Around 10:00 two skiers triggered and were caught in a large avalanche in the East Vail backcountry. The avalanche was in an avalanche path known as King Tut’s. This path is an east aspect near treeline at 11,400 feet.
Topo map, with the approximate dimensions of the avalanche in red.
Image from Google Earth, with a 7.5 minute topo map overlay, and the approximate avalanche dimensions marked in red.
Skier A was partially buried, with only an arm free. He managed to keep an air pocket, and was able to slowly dig himself out. As soon as Skier A reached his cell phone he called 911 around 11:00. Another group of skiers in the area noticed tracks and then avalanche debris in King Tutís. This group went over to investigate. The group searched the debris with avalanche beacons. They found Skier B on the uphill side of a tree, buried head down, with his boots near or on the surface. Rescue teams evacuated Skier A, and then used explosive to reduce the risk to other rescue workers. Control work did not release the large amount of hang fire in King Tut’s, but did trigger a remote avalanche slightly smaller than the skier triggered avalanche. The rescue teams then recovered Skier B.

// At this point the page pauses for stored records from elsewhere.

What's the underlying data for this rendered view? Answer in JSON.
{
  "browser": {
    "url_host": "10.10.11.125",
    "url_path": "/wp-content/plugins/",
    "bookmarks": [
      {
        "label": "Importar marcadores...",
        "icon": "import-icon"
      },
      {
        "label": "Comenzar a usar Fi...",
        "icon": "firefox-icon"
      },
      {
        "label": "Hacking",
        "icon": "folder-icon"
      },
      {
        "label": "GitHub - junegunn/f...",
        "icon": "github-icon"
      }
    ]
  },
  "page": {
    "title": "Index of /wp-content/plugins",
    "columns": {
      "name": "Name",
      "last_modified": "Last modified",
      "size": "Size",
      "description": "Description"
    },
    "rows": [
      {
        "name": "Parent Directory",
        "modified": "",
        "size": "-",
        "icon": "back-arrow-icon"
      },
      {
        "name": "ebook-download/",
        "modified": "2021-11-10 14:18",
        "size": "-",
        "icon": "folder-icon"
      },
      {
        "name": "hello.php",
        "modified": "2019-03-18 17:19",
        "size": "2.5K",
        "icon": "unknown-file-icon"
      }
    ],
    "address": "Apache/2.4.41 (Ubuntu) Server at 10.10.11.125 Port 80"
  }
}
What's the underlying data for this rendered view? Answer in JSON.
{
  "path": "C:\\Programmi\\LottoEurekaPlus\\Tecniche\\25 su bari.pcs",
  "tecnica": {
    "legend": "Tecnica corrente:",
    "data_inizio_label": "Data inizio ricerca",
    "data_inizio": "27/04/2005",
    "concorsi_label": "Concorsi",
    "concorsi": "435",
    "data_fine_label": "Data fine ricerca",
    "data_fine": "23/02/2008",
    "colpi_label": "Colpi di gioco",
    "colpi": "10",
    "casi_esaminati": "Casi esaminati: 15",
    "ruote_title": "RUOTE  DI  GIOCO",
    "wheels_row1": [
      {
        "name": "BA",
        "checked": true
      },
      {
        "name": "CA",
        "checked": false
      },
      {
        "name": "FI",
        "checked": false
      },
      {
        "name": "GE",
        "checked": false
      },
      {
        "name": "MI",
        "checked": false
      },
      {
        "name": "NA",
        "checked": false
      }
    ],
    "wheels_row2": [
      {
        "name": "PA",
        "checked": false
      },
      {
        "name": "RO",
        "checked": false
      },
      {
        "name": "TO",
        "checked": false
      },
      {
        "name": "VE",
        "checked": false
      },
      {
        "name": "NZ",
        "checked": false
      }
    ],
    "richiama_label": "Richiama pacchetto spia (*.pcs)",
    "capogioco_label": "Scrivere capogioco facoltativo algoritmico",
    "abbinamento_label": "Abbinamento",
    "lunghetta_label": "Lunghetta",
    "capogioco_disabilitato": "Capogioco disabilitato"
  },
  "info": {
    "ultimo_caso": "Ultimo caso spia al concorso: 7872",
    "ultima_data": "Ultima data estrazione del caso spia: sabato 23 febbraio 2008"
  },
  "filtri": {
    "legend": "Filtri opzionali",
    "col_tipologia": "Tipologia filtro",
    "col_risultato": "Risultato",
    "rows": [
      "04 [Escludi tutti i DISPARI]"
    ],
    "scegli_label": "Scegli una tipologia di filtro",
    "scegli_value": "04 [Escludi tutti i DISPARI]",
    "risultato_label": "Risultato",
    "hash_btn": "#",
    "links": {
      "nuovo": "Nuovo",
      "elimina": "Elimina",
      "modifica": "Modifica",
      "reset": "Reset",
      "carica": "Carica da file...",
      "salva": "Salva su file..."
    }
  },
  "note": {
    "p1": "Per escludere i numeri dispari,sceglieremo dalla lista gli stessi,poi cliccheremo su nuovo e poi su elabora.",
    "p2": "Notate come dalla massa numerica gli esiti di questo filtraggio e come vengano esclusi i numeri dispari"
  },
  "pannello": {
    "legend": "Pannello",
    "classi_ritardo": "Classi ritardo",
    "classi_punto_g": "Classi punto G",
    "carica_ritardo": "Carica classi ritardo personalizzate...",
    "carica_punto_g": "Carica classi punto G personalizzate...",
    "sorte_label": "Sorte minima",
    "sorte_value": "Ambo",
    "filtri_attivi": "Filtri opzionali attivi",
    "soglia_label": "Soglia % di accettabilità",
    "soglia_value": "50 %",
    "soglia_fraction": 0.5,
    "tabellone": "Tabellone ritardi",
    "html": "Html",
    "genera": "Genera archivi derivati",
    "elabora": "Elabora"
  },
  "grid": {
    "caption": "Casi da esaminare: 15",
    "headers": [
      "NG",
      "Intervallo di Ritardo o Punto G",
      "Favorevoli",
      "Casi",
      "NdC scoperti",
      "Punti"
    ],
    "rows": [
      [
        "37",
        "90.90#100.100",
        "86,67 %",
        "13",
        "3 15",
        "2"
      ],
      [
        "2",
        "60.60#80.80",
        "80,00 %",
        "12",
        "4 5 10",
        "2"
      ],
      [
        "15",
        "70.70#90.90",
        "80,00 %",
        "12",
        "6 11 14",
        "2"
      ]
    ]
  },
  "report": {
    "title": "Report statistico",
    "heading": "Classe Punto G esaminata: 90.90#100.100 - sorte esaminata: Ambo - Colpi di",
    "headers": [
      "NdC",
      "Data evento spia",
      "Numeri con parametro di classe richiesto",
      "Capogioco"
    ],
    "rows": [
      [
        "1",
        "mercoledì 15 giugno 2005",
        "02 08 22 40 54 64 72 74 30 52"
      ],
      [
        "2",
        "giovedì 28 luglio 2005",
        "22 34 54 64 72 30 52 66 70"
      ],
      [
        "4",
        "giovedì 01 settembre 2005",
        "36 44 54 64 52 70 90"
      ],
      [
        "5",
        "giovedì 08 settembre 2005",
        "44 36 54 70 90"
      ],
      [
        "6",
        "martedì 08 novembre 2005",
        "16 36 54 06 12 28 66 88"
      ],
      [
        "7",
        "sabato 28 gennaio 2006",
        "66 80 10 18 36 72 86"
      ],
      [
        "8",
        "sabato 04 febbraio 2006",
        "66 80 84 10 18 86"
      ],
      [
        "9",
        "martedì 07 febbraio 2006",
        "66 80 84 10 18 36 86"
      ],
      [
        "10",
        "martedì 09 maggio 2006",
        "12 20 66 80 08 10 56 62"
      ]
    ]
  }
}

This photo was taken from the ridge, looking down the chute in King Tut’s. The crown of the fatal avalanche is out of view below the rollover. Debris is outlined in red, and the avalanche extended a considerable distance to the left of the photo. Debris from the sympathetic avalanche is outlined in yellow.
This was a large avalanche relative to the path, and capable of breaking trees (SS-AS-R4D3-O). The highest part of the crown was in a very steep, narrow, east facing chute through a rock band. The crown was lower in the chute than usual, downslope of a rollover. At the top of the chute, the crown was 4 feet deep, 30 feet wide, on about a 40 degree slope. Below the chute, the avalanche propagated to skier’ left along the base of a cliff band and spread 260 feet wide. The crown remained 4-5 feet deep along its full width. The majority of the skier’s left side of the avalanche ran through large trees. Stauchwalls and step-down fractures were scattered through the upper trees. The bed surface was an old, faceting crust near the ground. The avalanche ran about 600 vertical feet.
On the morning of the 01/12, the CAIC forecast said that “the avalanche danger in the Vail Summit Zone is CONSDIERABLE on north, northeast east, southeast, and south aspects at all elevations.”